    Gray stands out a lot less then black does in just about every environment. A lot of the vegetation and terrain here in AZ is tan, gray or green, but I don’t see much black. I can’t think of many environments where black is common at all, for that matter. Plus, gray soaks up less heat than black. On the other hand, as protective coloring (I wouldn’t call a solid color camouflage) it’s best limited to areas with a lot more black or grey, like cities, snowy areas, gravel pits, couches, and rooms painted in UCP.

    ODG is great because you’ll find green in most climates, it’s more natural than gray or black, and it looks good. Plus, it doesn’t stand out too much in deserts.

    FDE is pretty flexible though. Dirt, sand, mud, tree bark, bricks, brown-painted buildings, taupe interiors; all found in different climates and all FDE-friendly.

    I don’t see FDE, Coyote Brown, RAL8000 and the like fading away in the near future. Not as long as brown is so damn common.

  • Kivaari

    Grey like “urban camouflage” of 30 years ago. It goes back to the WW1 field grey of the Germans. The Germans felt the British brown was the best uniform color. The French Blue was OK in the night time. But seriously blue? Gray matches the USGI magazines. Whole rifles in Grey stand out like all black in daylight. Greens and brown are better in most settings. Especially so in urban settings.

    • andrey kireev

      Confederacy used gray as well 😉

      • Kivaari

        I never recognized those rebellious states. Traitorous fools.

  • Kivaari

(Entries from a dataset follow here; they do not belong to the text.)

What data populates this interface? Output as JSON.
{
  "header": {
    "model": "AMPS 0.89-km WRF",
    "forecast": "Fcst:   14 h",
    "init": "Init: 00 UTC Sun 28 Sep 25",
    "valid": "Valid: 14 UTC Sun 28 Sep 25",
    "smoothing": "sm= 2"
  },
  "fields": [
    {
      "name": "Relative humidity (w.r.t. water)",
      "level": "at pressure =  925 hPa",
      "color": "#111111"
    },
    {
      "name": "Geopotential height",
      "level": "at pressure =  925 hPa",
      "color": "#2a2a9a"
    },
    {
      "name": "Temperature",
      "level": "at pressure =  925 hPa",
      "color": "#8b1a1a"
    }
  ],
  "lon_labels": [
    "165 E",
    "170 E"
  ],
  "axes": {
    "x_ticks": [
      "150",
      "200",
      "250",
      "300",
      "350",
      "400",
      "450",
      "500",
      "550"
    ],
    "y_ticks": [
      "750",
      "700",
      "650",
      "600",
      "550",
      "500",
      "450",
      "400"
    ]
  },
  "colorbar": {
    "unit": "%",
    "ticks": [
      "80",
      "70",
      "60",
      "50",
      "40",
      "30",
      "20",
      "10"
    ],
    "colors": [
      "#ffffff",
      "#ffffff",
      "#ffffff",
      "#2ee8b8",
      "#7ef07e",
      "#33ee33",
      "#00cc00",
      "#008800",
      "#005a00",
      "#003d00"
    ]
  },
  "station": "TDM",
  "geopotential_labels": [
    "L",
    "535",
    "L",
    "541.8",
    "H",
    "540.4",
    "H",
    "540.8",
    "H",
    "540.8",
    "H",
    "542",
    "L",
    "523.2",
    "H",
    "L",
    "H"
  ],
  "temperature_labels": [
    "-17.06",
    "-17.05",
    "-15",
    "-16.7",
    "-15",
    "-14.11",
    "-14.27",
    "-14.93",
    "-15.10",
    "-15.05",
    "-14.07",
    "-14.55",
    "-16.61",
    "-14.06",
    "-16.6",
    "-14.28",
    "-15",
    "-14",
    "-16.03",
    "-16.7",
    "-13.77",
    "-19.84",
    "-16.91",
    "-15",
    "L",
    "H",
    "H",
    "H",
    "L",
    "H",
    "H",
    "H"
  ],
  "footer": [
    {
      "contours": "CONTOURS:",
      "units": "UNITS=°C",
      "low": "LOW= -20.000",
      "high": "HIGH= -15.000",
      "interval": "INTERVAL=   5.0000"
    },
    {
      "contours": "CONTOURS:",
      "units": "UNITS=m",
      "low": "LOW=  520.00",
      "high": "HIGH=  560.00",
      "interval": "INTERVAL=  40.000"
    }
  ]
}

    That plain old green army outfits, just disappear in the forests of Western Washington. If a person wears gloves and a mosquito net it is amazing how they can walk down a logging road, getting so close as to be scary. Add woodland patterns and they just go away.